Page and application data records
§ §
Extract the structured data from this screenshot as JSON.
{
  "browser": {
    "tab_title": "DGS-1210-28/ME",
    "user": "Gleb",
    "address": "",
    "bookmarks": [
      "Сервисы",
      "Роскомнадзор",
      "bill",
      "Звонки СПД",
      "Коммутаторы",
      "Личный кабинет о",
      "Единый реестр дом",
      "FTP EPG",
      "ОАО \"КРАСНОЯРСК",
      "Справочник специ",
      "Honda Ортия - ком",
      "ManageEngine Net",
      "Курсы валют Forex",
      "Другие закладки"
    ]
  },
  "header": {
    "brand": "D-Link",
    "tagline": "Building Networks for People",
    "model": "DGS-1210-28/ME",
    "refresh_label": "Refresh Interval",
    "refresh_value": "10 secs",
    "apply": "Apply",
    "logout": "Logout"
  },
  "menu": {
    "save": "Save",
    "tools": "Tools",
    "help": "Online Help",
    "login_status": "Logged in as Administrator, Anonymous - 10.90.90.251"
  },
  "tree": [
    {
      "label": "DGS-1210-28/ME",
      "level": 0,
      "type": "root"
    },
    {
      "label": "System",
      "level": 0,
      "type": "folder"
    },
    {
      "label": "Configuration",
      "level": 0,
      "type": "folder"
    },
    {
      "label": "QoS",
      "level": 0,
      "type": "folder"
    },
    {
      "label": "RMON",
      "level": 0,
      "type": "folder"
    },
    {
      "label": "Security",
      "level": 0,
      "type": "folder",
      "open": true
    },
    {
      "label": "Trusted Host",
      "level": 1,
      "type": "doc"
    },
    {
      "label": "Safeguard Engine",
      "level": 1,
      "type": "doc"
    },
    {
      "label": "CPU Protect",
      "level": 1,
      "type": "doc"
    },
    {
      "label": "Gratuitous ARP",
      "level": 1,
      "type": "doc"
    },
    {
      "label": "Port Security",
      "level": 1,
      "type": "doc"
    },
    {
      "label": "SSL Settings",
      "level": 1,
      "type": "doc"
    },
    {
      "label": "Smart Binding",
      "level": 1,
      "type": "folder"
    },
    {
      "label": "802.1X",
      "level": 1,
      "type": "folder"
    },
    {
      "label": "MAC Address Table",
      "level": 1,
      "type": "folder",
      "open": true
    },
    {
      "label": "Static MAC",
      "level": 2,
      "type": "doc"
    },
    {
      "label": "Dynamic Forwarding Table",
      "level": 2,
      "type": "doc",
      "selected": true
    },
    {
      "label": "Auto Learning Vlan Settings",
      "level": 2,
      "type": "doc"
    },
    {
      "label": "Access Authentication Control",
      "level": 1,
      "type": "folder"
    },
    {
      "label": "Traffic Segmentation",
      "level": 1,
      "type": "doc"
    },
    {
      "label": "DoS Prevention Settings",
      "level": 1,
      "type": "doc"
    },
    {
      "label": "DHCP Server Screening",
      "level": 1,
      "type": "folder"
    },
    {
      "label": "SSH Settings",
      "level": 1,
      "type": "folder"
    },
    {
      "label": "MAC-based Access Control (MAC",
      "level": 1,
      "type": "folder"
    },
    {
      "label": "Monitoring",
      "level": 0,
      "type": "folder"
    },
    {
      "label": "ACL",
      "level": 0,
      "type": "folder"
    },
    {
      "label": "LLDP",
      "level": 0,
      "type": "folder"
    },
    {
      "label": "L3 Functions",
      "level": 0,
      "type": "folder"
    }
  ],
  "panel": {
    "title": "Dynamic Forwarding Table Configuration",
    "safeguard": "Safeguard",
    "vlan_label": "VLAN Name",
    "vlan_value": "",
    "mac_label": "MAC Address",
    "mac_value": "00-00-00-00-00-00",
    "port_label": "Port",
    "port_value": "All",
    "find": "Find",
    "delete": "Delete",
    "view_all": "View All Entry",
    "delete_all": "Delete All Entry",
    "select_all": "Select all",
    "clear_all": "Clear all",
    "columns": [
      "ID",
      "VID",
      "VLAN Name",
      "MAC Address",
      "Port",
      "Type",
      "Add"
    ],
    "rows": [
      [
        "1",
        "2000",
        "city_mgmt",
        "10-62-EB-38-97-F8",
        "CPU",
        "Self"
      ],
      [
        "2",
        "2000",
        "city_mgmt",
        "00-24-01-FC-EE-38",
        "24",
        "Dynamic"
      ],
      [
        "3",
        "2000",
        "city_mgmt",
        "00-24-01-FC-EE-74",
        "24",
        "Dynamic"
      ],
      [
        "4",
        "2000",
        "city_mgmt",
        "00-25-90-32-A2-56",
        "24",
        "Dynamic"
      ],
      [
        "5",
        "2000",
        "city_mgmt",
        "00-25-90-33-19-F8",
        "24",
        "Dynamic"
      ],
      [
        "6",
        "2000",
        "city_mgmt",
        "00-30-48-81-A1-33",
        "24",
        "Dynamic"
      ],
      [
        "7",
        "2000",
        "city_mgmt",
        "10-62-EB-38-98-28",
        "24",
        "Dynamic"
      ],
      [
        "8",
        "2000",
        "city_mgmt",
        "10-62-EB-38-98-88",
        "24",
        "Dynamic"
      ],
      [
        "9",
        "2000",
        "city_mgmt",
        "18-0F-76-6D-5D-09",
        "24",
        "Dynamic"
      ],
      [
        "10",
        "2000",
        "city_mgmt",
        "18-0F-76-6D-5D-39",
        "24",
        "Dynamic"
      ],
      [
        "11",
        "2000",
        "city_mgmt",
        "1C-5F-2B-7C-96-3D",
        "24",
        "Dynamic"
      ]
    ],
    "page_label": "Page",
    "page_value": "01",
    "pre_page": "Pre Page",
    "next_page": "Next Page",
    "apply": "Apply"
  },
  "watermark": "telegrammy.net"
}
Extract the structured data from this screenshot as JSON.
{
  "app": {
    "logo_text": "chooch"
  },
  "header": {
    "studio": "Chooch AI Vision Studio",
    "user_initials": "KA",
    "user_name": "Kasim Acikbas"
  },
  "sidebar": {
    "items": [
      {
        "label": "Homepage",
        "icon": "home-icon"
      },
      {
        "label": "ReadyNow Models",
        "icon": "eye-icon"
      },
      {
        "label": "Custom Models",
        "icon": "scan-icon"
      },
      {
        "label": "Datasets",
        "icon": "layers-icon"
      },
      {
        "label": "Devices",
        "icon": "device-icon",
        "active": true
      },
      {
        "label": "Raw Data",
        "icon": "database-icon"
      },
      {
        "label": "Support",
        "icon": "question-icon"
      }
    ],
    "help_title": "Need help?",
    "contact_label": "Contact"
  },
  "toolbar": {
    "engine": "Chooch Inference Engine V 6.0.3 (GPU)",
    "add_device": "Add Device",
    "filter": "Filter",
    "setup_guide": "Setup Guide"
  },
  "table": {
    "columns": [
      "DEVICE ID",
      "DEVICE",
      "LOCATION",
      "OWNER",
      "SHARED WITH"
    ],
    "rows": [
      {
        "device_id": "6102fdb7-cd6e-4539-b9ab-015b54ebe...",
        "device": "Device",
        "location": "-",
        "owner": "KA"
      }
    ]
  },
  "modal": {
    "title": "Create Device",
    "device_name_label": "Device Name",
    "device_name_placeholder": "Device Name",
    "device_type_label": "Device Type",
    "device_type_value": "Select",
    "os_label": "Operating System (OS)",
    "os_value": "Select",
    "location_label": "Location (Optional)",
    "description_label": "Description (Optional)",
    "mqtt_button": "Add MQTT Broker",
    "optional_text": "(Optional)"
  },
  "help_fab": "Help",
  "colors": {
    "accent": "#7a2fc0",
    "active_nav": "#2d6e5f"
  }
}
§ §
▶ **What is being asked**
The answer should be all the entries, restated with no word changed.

▶ **Answer section**
Extract the structured data from this screenshot as JSON.
{
  "browser": {
    "tab_title": "DGS-1210-28/ME",
    "user": "Gleb",
    "address": "",
    "bookmarks": [
      "Сервисы",
      "Роскомнадзор",
      "bill",
      "Звонки СПД",
      "Коммутаторы",
      "Личный кабинет о",
      "Единый реестр дом",
      "FTP EPG",
      "ОАО \"КРАСНОЯРСК",
      "Справочник специ",
      "Honda Ортия - ком",
      "ManageEngine Net",
      "Курсы валют Forex",
      "Другие закладки"
    ]
  },
  "header": {
    "brand": "D-Link",
    "tagline": "Building Networks for People",
    "model": "DGS-1210-28/ME",
    "refresh_label": "Refresh Interval",
    "refresh_value": "10 secs",
    "apply": "Apply",
    "logout": "Logout"
  },
  "menu": {
    "save": "Save",
    "tools": "Tools",
    "help": "Online Help",
    "login_status": "Logged in as Administrator, Anonymous - 10.90.90.251"
  },
  "tree": [
    {
      "label": "DGS-1210-28/ME",
      "level": 0,
      "type": "root"
    },
    {
      "label": "System",
      "level": 0,
      "type": "folder"
    },
    {
      "label": "Configuration",
      "level": 0,
      "type": "folder"
    },
    {
      "label": "QoS",
      "level": 0,
      "type": "folder"
    },
    {
      "label": "RMON",
      "level": 0,
      "type": "folder"
    },
    {
      "label": "Security",
      "level": 0,
      "type": "folder",
      "open": true
    },
    {
      "label": "Trusted Host",
      "level": 1,
      "type": "doc"
    },
    {
      "label": "Safeguard Engine",
      "level": 1,
      "type": "doc"
    },
    {
      "label": "CPU Protect",
      "level": 1,
      "type": "doc"
    },
    {
      "label": "Gratuitous ARP",
      "level": 1,
      "type": "doc"
    },
    {
      "label": "Port Security",
      "level": 1,
      "type": "doc"
    },
    {
      "label": "SSL Settings",
      "level": 1,
      "type": "doc"
    },
    {
      "label": "Smart Binding",
      "level": 1,
      "type": "folder"
    },
    {
      "label": "802.1X",
      "level": 1,
      "type": "folder"
    },
    {
      "label": "MAC Address Table",
      "level": 1,
      "type": "folder",
      "open": true
    },
    {
      "label": "Static MAC",
      "level": 2,
      "type": "doc"
    },
    {
      "label": "Dynamic Forwarding Table",
      "level": 2,
      "type": "doc",
      "selected": true
    },
    {
      "label": "Auto Learning Vlan Settings",
      "level": 2,
      "type": "doc"
    },
    {
      "label": "Access Authentication Control",
      "level": 1,
      "type": "folder"
    },
    {
      "label": "Traffic Segmentation",
      "level": 1,
      "type": "doc"
    },
    {
      "label": "DoS Prevention Settings",
      "level": 1,
      "type": "doc"
    },
    {
      "label": "DHCP Server Screening",
      "level": 1,
      "type": "folder"
    },
    {
      "label": "SSH Settings",
      "level": 1,
      "type": "folder"
    },
    {
      "label": "MAC-based Access Control (MAC",
      "level": 1,
      "type": "folder"
    },
    {
      "label": "Monitoring",
      "level": 0,
      "type": "folder"
    },
    {
      "label": "ACL",
      "level": 0,
      "type": "folder"
    },
    {
      "label": "LLDP",
      "level": 0,
      "type": "folder"
    },
    {
      "label": "L3 Functions",
      "level": 0,
      "type": "folder"
    }
  ],
  "panel": {
    "title": "Dynamic Forwarding Table Configuration",
    "safeguard": "Safeguard",
    "vlan_label": "VLAN Name",
    "vlan_value": "",
    "mac_label": "MAC Address",
    "mac_value": "00-00-00-00-00-00",
    "port_label": "Port",
    "port_value": "All",
    "find": "Find",
    "delete": "Delete",
    "view_all": "View All Entry",
    "delete_all": "Delete All Entry",
    "select_all": "Select all",
    "clear_all": "Clear all",
    "columns": [
      "ID",
      "VID",
      "VLAN Name",
      "MAC Address",
      "Port",
      "Type",
      "Add"
    ],
    "rows": [
      [
        "1",
        "2000",
        "city_mgmt",
        "10-62-EB-38-97-F8",
        "CPU",
        "Self"
      ],
      [
        "2",
        "2000",
        "city_mgmt",
        "00-24-01-FC-EE-38",
        "24",
        "Dynamic"
      ],
      [
        "3",
        "2000",
        "city_mgmt",
        "00-24-01-FC-EE-74",
        "24",
        "Dynamic"
      ],
      [
        "4",
        "2000",
        "city_mgmt",
        "00-25-90-32-A2-56",
        "24",
        "Dynamic"
      ],
      [
        "5",
        "2000",
        "city_mgmt",
        "00-25-90-33-19-F8",
        "24",
        "Dynamic"
      ],
      [
        "6",
        "2000",
        "city_mgmt",
        "00-30-48-81-A1-33",
        "24",
        "Dynamic"
      ],
      [
        "7",
        "2000",
        "city_mgmt",
        "10-62-EB-38-98-28",
        "24",
        "Dynamic"
      ],
      [
        "8",
        "2000",
        "city_mgmt",
        "10-62-EB-38-98-88",
        "24",
        "Dynamic"
      ],
      [
        "9",
        "2000",
        "city_mgmt",
        "18-0F-76-6D-5D-09",
        "24",
        "Dynamic"
      ],
      [
        "10",
        "2000",
        "city_mgmt",
        "18-0F-76-6D-5D-39",
        "24",
        "Dynamic"
      ],
      [
        "11",
        "2000",
        "city_mgmt",
        "1C-5F-2B-7C-96-3D",
        "24",
        "Dynamic"
      ]
    ],
    "page_label": "Page",
    "page_value": "01",
    "pre_page": "Pre Page",
    "next_page": "Next Page",
    "apply": "Apply"
  },
  "watermark": "telegrammy.net"
}
Extract the structured data from this screenshot as JSON.
{
  "app": {
    "logo_text": "chooch"
  },
  "header": {
    "studio": "Chooch AI Vision Studio",
    "user_initials": "KA",
    "user_name": "Kasim Acikbas"
  },
  "sidebar": {
    "items": [
      {
        "label": "Homepage",
        "icon": "home-icon"
      },
      {
        "label": "ReadyNow Models",
        "icon": "eye-icon"
      },
      {
        "label": "Custom Models",
        "icon": "scan-icon"
      },
      {
        "label": "Datasets",
        "icon": "layers-icon"
      },
      {
        "label": "Devices",
        "icon": "device-icon",
        "active": true
      },
      {
        "label": "Raw Data",
        "icon": "database-icon"
      },
      {
        "label": "Support",
        "icon": "question-icon"
      }
    ],
    "help_title": "Need help?",
    "contact_label": "Contact"
  },
  "toolbar": {
    "engine": "Chooch Inference Engine V 6.0.3 (GPU)",
    "add_device": "Add Device",
    "filter": "Filter",
    "setup_guide": "Setup Guide"
  },
  "table": {
    "columns": [
      "DEVICE ID",
      "DEVICE",
      "LOCATION",
      "OWNER",
      "SHARED WITH"
    ],
    "rows": [
      {
        "device_id": "6102fdb7-cd6e-4539-b9ab-015b54ebe...",
        "device": "Device",
        "location": "-",
        "owner": "KA"
      }
    ]
  },
  "modal": {
    "title": "Create Device",
    "device_name_label": "Device Name",
    "device_name_placeholder": "Device Name",
    "device_type_label": "Device Type",
    "device_type_value": "Select",
    "os_label": "Operating System (OS)",
    "os_value": "Select",
    "location_label": "Location (Optional)",
    "description_label": "Description (Optional)",
    "mqtt_button": "Add MQTT Broker",
    "optional_text": "(Optional)"
  },
  "help_fab": "Help",
  "colors": {
    "accent": "#7a2fc0",
    "active_nav": "#2d6e5f"
  }
}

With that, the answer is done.